Such a high quorum makes it virtually impossible for a vote to pass muster, especially given that it is based on 30% of the total number of accounts; what proportion of Facebook names are fakes, duplicates, or defunct is totally unknown. What is clear is that every such account works in Facebook’s favour, stacking the odds against the voters and functionally increasing the fraction who must get involved. The quorum lets Facebook both have and eat its cake; it gets credit for community engagement while continuing to do precisely and solely what it wishes.
Without votes from the prerequisite 30% of total users, any results will be merely “advisory”, meaning that Facebook is under no obligation to obey them. While it’s certainly wise to put a high barrier between internet trolls and the policies of world-leading corporations, the 30% figure seems to have been chosen specifically so as to leave binding votes unattainable.
Whether or not the system is sound is mostly a moot question, however, as Facebook has announced that it plans to scrap the whole voting system, anyway. The company cited poor response quality as the main reason, blaming simple, 2-word posts for diluting the discourse and making the whole process unworkable. This seems like a genuine concern, given that the votes were far from a thorn in Facebook’s side, as they were.
The proposed changes are too numerous to list (full details available here), but one major focus has been on the sharing of personal information. Proposed changes would allow Facebook to ” share information [they] receive with businesses that are legally part of the same group of companies that Facebook is part of, or that become part of that group (often these companies are called affiliates).” Technically, this includes the newly acquired Instagram service.
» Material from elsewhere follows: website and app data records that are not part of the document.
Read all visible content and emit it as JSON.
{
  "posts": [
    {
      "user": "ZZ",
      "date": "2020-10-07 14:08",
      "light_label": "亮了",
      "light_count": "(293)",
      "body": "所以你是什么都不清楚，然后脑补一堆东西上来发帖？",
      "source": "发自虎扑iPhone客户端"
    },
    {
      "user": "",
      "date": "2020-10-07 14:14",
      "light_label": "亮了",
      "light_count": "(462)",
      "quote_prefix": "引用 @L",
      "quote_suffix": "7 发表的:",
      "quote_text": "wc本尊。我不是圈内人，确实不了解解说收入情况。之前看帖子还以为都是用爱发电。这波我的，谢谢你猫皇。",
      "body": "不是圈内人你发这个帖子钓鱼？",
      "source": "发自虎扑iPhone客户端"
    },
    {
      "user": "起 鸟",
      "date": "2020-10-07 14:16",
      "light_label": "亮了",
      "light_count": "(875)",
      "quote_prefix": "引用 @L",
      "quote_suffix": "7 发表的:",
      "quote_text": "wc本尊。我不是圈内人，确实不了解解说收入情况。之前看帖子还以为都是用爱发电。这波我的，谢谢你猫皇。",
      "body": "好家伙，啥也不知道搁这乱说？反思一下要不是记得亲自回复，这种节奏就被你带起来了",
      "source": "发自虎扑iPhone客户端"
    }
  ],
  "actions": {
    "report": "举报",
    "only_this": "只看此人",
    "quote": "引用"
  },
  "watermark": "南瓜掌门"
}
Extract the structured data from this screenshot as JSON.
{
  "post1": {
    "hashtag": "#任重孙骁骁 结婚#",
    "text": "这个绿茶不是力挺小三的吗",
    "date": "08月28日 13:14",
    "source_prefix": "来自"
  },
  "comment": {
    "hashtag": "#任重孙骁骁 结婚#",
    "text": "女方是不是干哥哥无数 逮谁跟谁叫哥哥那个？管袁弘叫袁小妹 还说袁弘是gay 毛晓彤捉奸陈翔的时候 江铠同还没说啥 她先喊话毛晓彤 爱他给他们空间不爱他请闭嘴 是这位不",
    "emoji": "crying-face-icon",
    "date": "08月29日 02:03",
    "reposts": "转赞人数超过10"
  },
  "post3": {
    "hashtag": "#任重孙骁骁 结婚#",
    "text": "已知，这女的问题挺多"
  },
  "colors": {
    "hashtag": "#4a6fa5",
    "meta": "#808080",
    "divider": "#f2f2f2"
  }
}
As of 3PM PST on Tuesday, the only 9% of participants, or about 10,000 people, have voted ratify the proposed changes to Facebook’s policies.